# EXERCISE
For the material below, the sole required output is the number of lines that include "greater".

*-*-*

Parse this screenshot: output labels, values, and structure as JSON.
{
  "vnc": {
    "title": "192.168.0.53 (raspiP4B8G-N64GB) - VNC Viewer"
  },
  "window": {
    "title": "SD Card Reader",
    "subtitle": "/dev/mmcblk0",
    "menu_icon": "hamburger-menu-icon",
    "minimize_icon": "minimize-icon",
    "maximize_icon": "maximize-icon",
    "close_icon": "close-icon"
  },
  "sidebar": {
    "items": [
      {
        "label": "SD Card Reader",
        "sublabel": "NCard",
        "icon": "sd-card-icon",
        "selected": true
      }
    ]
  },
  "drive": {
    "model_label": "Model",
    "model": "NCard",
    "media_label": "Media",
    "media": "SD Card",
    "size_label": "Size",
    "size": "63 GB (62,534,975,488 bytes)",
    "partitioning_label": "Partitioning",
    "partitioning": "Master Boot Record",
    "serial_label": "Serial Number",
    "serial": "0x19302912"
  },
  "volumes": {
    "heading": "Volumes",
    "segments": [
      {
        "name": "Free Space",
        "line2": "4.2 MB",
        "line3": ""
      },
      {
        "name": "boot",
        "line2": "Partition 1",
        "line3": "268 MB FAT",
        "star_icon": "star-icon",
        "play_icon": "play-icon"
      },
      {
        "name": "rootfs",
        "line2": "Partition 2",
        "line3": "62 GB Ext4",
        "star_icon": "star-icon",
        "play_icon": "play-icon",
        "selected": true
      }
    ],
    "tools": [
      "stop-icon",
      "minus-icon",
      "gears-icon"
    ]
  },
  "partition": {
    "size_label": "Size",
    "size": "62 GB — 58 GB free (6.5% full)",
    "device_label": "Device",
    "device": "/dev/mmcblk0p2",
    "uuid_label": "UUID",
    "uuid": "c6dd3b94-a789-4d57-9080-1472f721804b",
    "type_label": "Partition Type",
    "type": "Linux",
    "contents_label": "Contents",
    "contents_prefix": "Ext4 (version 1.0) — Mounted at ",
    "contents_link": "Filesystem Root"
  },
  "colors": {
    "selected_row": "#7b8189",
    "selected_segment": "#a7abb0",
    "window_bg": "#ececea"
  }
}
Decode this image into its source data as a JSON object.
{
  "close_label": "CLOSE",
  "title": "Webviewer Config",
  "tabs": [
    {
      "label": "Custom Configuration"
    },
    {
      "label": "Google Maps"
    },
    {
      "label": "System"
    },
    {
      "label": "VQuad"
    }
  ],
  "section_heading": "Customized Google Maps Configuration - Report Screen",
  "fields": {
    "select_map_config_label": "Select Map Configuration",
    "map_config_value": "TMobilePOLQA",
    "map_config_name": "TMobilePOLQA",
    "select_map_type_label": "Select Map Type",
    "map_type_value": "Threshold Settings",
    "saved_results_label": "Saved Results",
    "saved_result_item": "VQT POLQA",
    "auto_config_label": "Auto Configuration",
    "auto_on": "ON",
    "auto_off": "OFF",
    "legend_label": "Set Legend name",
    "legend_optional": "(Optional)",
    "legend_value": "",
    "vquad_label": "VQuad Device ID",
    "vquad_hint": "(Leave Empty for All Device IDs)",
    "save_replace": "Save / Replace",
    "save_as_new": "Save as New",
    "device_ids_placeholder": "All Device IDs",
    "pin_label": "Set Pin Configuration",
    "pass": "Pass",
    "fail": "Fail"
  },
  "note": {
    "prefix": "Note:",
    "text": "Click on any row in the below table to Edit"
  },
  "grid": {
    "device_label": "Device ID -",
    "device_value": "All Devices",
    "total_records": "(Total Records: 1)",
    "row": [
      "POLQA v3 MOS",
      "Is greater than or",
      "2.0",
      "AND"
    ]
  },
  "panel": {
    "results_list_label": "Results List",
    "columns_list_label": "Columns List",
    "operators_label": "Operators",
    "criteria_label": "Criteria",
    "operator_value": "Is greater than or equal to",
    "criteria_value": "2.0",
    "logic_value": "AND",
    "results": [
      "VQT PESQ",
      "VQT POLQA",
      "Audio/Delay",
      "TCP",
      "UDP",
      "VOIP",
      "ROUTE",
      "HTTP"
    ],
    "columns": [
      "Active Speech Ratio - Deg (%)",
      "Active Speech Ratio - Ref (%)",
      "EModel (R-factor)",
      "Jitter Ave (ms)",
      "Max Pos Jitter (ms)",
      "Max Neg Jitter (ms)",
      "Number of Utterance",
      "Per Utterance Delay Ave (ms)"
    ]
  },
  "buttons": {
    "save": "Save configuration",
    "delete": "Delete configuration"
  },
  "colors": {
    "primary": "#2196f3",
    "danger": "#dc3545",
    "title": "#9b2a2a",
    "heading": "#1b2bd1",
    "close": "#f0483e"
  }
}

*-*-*

# PROBLEM SOLUTION
2